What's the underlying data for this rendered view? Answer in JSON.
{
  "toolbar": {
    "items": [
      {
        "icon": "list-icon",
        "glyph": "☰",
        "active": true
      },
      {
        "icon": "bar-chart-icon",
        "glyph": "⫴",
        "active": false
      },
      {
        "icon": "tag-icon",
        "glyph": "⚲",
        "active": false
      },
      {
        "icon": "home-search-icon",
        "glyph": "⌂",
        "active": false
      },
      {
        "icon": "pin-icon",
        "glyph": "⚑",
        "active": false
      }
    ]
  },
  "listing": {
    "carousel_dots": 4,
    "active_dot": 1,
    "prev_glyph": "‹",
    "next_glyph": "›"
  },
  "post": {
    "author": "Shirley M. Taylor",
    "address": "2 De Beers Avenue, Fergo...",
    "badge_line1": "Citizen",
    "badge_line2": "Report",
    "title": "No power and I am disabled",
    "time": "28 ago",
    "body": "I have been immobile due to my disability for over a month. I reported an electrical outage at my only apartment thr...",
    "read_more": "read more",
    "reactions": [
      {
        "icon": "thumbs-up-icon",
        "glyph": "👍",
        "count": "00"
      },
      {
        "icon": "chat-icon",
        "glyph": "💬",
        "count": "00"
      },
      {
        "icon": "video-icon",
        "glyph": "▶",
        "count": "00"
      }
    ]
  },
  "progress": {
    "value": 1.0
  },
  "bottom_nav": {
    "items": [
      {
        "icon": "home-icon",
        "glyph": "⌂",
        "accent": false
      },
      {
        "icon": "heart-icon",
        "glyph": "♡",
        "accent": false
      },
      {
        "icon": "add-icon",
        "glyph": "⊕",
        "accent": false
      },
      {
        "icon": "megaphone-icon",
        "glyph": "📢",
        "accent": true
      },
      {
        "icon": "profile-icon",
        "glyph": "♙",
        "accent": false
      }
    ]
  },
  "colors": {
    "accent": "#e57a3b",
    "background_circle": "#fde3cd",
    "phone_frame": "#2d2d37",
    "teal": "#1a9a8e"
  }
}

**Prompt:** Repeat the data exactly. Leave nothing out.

**Result of the exercise:**
What's the underlying data for this rendered view? Answer in JSON.
{
  "toolbar": {
    "items": [
      {
        "icon": "list-icon",
        "glyph": "☰",
        "active": true
      },
      {
        "icon": "bar-chart-icon",
        "glyph": "⫴",
        "active": false
      },
      {
        "icon": "tag-icon",
        "glyph": "⚲",
        "active": false
      },
      {
        "icon": "home-search-icon",
        "glyph": "⌂",
        "active": false
      },
      {
        "icon": "pin-icon",
        "glyph": "⚑",
        "active": false
      }
    ]
  },
  "listing": {
    "carousel_dots": 4,
    "active_dot": 1,
    "prev_glyph": "‹",
    "next_glyph": "›"
  },
  "post": {
    "author": "Shirley M. Taylor",
    "address": "2 De Beers Avenue, Fergo...",
    "badge_line1": "Citizen",
    "badge_line2": "Report",
    "title": "No power and I am disabled",
    "time": "28 ago",
    "body": "I have been immobile due to my disability for over a month. I reported an electrical outage at my only apartment thr...",
    "read_more": "read more",
    "reactions": [
      {
        "icon": "thumbs-up-icon",
        "glyph": "👍",
        "count": "00"
      },
      {
        "icon": "chat-icon",
        "glyph": "💬",
        "count": "00"
      },
      {
        "icon": "video-icon",
        "glyph": "▶",
        "count": "00"
      }
    ]
  },
  "progress": {
    "value": 1.0
  },
  "bottom_nav": {
    "items": [
      {
        "icon": "home-icon",
        "glyph": "⌂",
        "accent": false
      },
      {
        "icon": "heart-icon",
        "glyph": "♡",
        "accent": false
      },
      {
        "icon": "add-icon",
        "glyph": "⊕",
        "accent": false
      },
      {
        "icon": "megaphone-icon",
        "glyph": "📢",
        "accent": true
      },
      {
        "icon": "profile-icon",
        "glyph": "♙",
        "accent": false
      }
    ]
  },
  "colors": {
    "accent": "#e57a3b",
    "background_circle": "#fde3cd",
    "phone_frame": "#2d2d37",
    "teal": "#1a9a8e"
  }
}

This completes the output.